All right, let’s get serious about this. The world’s highest ‘motorable road’ is not the one you’ve been told about. It is not even in the Himalaya.
Indeed, the one you’re thinking of is not even in the top ten. Some time ago I researched this question and with the help of Dheeraj Sharma I came up with Quebrada Ojos del Salado (Ravine of Salty Tears) in Chile as the clear winner.
The road is near the border with Argentina and it’s generally agreed that it reaches to 6646 metres on the mountain whose peak is at 6893m, which makes it the world’s highest active volcano. The base camp for climbers attempting the mountain is somewhat lower again at Refugio Atacama. Highway 31, a well-maintained gravel main road, is not terribly far away. There are no other accessible, motorable roads in the world above 6000 metres.
“Yes, but,” I can hear you say, especially if you’ve ridden to the top of a well-known and carefully signposted pass some 40km from Leh in Ladakh and are under the impression that you had reached the highest motorable pass in the world, “what about Khardung La?”
Sadly, just because a sign says something doesn’t mean it’s so.
Dheeraj Sharma, to whom I am enormously grateful for his research, was under the same impression once. He recalls “posing with the sign board of Khardung La Pass in Ladakh and having a great sense of achievement… However,” he goes on, “for those of us who have scaled over Khardung La Pass and felt that we were on top of the world then I would like to pause here and break your heart…”
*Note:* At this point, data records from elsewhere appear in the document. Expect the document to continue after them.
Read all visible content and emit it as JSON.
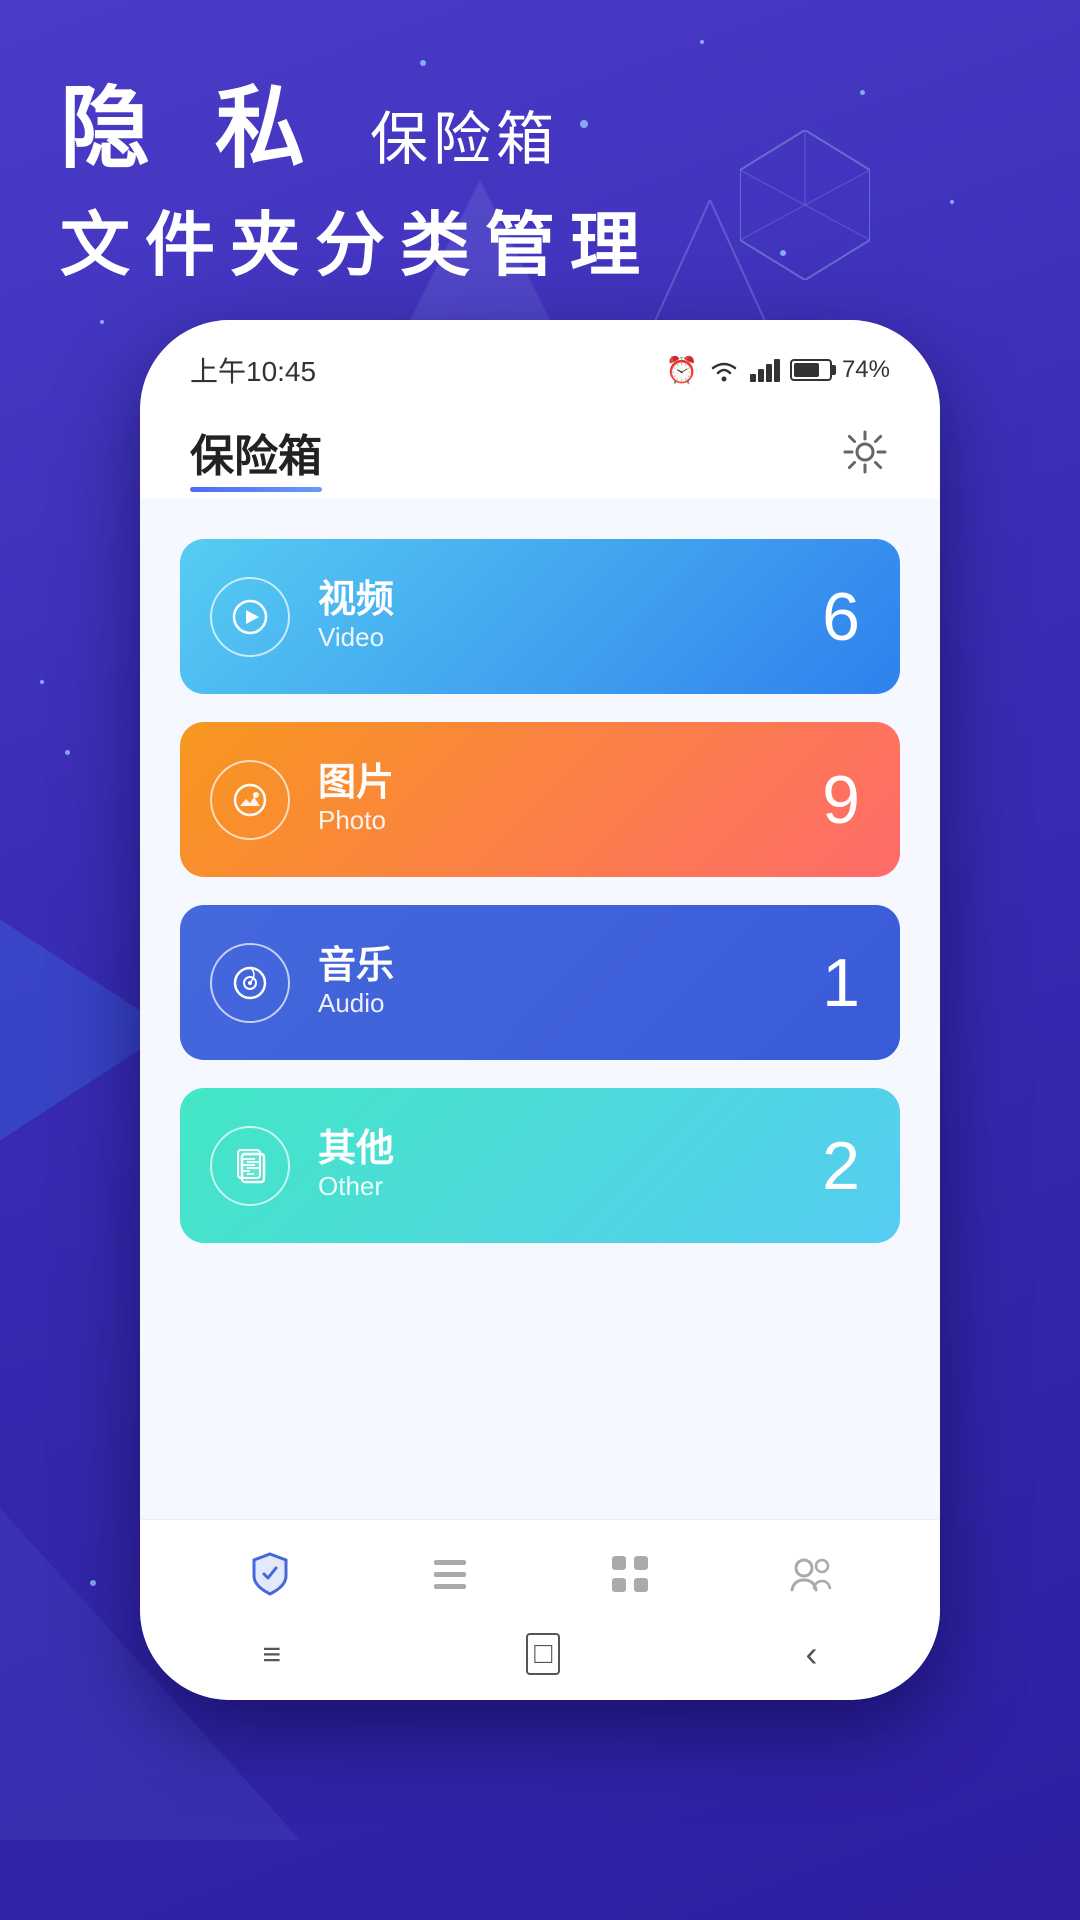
{
  "page": {
    "background": {
      "gradient_start": "#4a3cc7",
      "gradient_end": "#2d1fa0"
    }
  },
  "header": {
    "line1_bold": "隐 私",
    "line1_sub": "保险箱",
    "line2": "文件夹分类管理"
  },
  "statusbar": {
    "time": "上午10:45",
    "battery_percent": "74%"
  },
  "app": {
    "title": "保险箱",
    "title_underline_color": "#4a6cf7"
  },
  "categories": [
    {
      "id": "video",
      "label_zh": "视频",
      "label_en": "Video",
      "count": "6",
      "icon": "▶",
      "gradient_class": "card-video"
    },
    {
      "id": "photo",
      "label_zh": "图片",
      "label_en": "Photo",
      "count": "9",
      "icon": "◎",
      "gradient_class": "card-photo"
    },
    {
      "id": "audio",
      "label_zh": "音乐",
      "label_en": "Audio",
      "count": "1",
      "icon": "♫",
      "gradient_class": "card-audio"
    },
    {
      "id": "other",
      "label_zh": "其他",
      "label_en": "Other",
      "count": "2",
      "icon": "▣",
      "gradient_class": "card-other"
    }
  ],
  "bottom_nav": {
    "items": [
      {
        "id": "safe",
        "icon": "🛡",
        "active": true
      },
      {
        "id": "list",
        "icon": "≡",
        "active": false
      },
      {
        "id": "apps",
        "icon": "⠿",
        "active": false
      },
      {
        "id": "contacts",
        "icon": "👥",
        "active": false
      }
    ]
  },
  "android_nav": {
    "menu": "≡",
    "home": "□",
    "back": "‹"
  }
}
What a bastard. But he makes up for the breakage by pointing out that the actual highest accessible and motorable pass (rather than a road) in the world is not terribly far away if you’re hanging around Khardung La anyway.
“It’s about 235km from Leh,” he writes, “and it is called Umling La.” It reaches 5883 metres, and the Indian DoW (Department of Works) has done a wonderful job on it – it is even tarred! It’s true, I’ve seen the DoW photos – they apparently had to send their workers to a lower altitude after a short while because they became disoriented and incapable of working at that altitude.”
We leave India again for the third highest road, and head for Bolivia. The road to Uturuncu is in Potosi and until recently was often considered to be the world’s highest motorable road. It reaches 5,777 metres.
Number four is the road on the uphill side of Mana Pass or Dungri La, at 5610m on the border between Tibet and India in the state of Uttarakhand. You need a pass (no pun intended) from the Indian Army, but it’s no problem to get that apparently. “The well-graded gravel-dirt road is higher on the Indian side than the new road on the Tibetan side,” says Dheeraj. Theoretically that would make the road on the Tibetan side number five, but let’s not quibble.
We’ll call Marsimek La or Marsimik La number five. It is in Ladakh, India “where civilians, though native to India, with prior permits from the army can travel and scale this daunting pass at an altitude of 5582m,” writes Dheeraj. “Getting a permit to Marsimik La is a little easier in comparison to getting a permit to that highest road to Mana Pass or Dungri La road.”
Number six goes to Semo La, in Tibet, at 5565m. It is in central Tibet and it seems that “Travellers use this route as an alternative access route to western Tibet and Mount Kailash, especially when mud makes access by the more southern route difficult.“ It sounds reasonably accessible, especially if you’re in Tibet anyway.
Photi La is number seven. At 5524m high it is “about 30 odd kilometres from an amazingly beautiful place on this earth called Hanle,“ writes Dheeraj. That takes us to number eight, Dongkha La or Donkia La Pass at an altitude of 5486m. It connects Sikkim in India with Tibet. This pass is in North Sikkim with Tso Lhamo Lake or Cholamu Lake, the 14th highest lake in the world, close by. The pass is controlled by the Indian Army and once again you need to get special permits to visit, and the permits are mostly hard to get.
Kaksang La, once again in Ladakh, is ninth at 5438m. “Please note,” says Dheeraj, “at times, even after having permits, the army does not allow you to travel on this route and can send you back from the checkpoint in case they deem unsafe to travel further for civilians.”
At number ten is another Tibetan pass, about 110km northwest of Lhasa. It is Suge La at 5,430m
The road to the top is in decent condition and after reaching the top, you get an amazing view of Chomo Gangtse mountain, which boasts an altitude of 7,048 metres.
It took modern SRTM (Shuttle Radar Topography Mission) and GPS data to establish that number eleven, Chang La, at 5360m is actually higher than Khardung La as well. “Chang La is quite a beautifully located pass on the way to majestic Pangong Tso Lake in Ladakh, India which is visited by thousands of tourist every year as soon as the season in May – June starts after the opening of Manali – Leh Highway or Srinagar – Leh Highway,” writes Dheeraj.
And Khardung La, at 5,359m? It’s number twelve. In a charitable mood, Dheeraj concedes that while it may not be the highest, it is probably “the most clicked pass… in the world for sure.”
(All photos The Bear)